And it allows you to have a seamless experience because you don’t have to go back and forth between writing on the screen and using your gestures. You can use your gestures for all different types of action in order to have a seamless experience.

Samsung Galaxy Note 20

(Image credit: WinFuture)

T3: What was Samsung's vision behind the Note 20's cross-device note-taking functionality?

SJ: To give you an example in our vision, there would be a scenario for student journalists or people with other creative occupations who are also in action and taking notes while they’re on the move, and they have to come back home and transfer that note to their laptop or whatever other device they use, as seamlessly as possible.

So an example would be the auto-syncing of our notes with Microsoft Windows programmes and applications so that you can seamlessly transfer the notes that you took in your office or wherever you are, and the devices that you have at home.

So that is the kind of cross-device use cases that we have in our vision. And I believe that this kind of a seamless experience across devices is the reason why so many Note loyalists are always waiting for our next line-up.

T3: From a strictly hardware perspective, can you talk about how this year’s S Pen has been improved?

SJ: First of all, the pressure sensitivity of the S Pen has almost reached its peak, so it can really sense even a very minute amount of pressure that no human being could sense. Also, we’ve improved the battery life and the Bluetooth feature – basically, the low Bluetooth technology, so that it can run on low battery.
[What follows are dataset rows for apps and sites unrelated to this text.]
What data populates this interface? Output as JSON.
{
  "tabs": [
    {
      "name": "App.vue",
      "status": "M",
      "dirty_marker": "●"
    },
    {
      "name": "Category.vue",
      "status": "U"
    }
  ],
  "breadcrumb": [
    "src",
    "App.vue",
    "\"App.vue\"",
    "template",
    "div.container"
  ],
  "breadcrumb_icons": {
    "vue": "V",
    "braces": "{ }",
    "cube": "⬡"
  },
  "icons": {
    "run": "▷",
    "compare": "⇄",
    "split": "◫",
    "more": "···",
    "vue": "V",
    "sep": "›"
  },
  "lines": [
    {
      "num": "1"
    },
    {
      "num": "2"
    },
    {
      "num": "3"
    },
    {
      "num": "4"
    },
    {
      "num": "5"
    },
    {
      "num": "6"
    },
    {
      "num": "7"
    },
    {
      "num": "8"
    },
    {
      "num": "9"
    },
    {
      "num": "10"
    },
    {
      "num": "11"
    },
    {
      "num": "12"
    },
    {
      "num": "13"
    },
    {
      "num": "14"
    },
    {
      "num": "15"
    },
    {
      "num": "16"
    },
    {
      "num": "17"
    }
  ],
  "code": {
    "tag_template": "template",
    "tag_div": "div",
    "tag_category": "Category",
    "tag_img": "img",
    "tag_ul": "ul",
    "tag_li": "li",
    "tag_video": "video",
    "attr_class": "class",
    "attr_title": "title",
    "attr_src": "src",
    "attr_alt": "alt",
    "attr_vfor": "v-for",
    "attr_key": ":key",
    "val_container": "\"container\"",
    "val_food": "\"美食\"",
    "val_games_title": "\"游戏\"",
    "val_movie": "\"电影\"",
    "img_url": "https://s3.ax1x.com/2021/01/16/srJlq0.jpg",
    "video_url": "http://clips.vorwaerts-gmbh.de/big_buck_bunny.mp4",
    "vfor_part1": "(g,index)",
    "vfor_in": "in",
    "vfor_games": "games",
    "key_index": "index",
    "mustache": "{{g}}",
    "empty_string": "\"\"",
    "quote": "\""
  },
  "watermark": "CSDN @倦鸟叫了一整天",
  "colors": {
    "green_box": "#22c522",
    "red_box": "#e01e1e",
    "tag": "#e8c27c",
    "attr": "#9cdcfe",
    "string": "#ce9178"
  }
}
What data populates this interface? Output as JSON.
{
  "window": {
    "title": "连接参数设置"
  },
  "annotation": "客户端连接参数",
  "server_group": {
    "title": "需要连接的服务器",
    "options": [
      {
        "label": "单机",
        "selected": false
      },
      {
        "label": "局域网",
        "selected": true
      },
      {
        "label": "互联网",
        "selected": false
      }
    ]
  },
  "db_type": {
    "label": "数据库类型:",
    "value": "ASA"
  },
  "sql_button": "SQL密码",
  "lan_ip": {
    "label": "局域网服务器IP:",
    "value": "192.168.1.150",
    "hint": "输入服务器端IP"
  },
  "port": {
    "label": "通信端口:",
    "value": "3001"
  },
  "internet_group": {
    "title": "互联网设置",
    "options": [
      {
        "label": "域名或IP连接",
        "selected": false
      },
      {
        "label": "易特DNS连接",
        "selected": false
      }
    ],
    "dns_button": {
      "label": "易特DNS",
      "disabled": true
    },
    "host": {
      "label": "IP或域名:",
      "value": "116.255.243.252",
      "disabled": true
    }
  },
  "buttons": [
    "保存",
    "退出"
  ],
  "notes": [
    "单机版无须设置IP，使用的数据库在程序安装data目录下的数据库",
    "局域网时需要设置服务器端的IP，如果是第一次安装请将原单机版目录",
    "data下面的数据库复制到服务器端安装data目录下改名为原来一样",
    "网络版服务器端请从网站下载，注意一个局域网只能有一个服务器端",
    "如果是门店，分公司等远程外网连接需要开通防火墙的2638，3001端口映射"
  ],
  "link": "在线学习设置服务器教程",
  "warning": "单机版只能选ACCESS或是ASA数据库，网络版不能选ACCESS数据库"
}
Also, we’ve greatly improved the screen refresh rate. And together with the software improvement, we were able to dramatically enhance the latency of the pen.

So those are some of the hardware improvements that you will be able to find in our S Pen.

Samsung Galaxy Note 20 Ultra

(Image credit: Samsung)

T3: How has deep learning technology guided the development of the Note 20’s S Pen?

SJ: There are two major roles of deep learning technology that you can find in the S Pen. Number one is in the Auto Straighten feature – because not all of us can write neat and tidy, in straight lines. Most people write sideways and unevenly. The Auto Straighten feature can actually automatically adjust your messy note. We’ve done a test with over four million cases to enable this new feature.

And number two, we used deep learning to improve the pen latency. What we did was, we used the deep learning technology to learn over one billion coordinates, so that the S Pen would be able to predict the direction and the pattern of the users as quickly as possible, and as accurately as possible.

So the coordinate prediction was greatly improved using the deep learning technology. So those are some of the software enhancements.

T3: Thank you for talking to us.

SJ: Thank you.

More information about the Note 20's new S Pen digital stylus can be found on Samsung's official website.

Robert Jones

Rob has been writing about computing, gaming, mobile, home entertainment technology, toys (specifically Lego and board games), smart home and more for over 15 years. As the editor of PC Gamer, and former Deputy Editor for, you can find Rob's work in magazines, bookazines and online, as well as on podcasts and videos, too. Outside of his work Rob is passionate about motorbikes, skiing/snowboarding and team sports, with football and cricket his two favourites.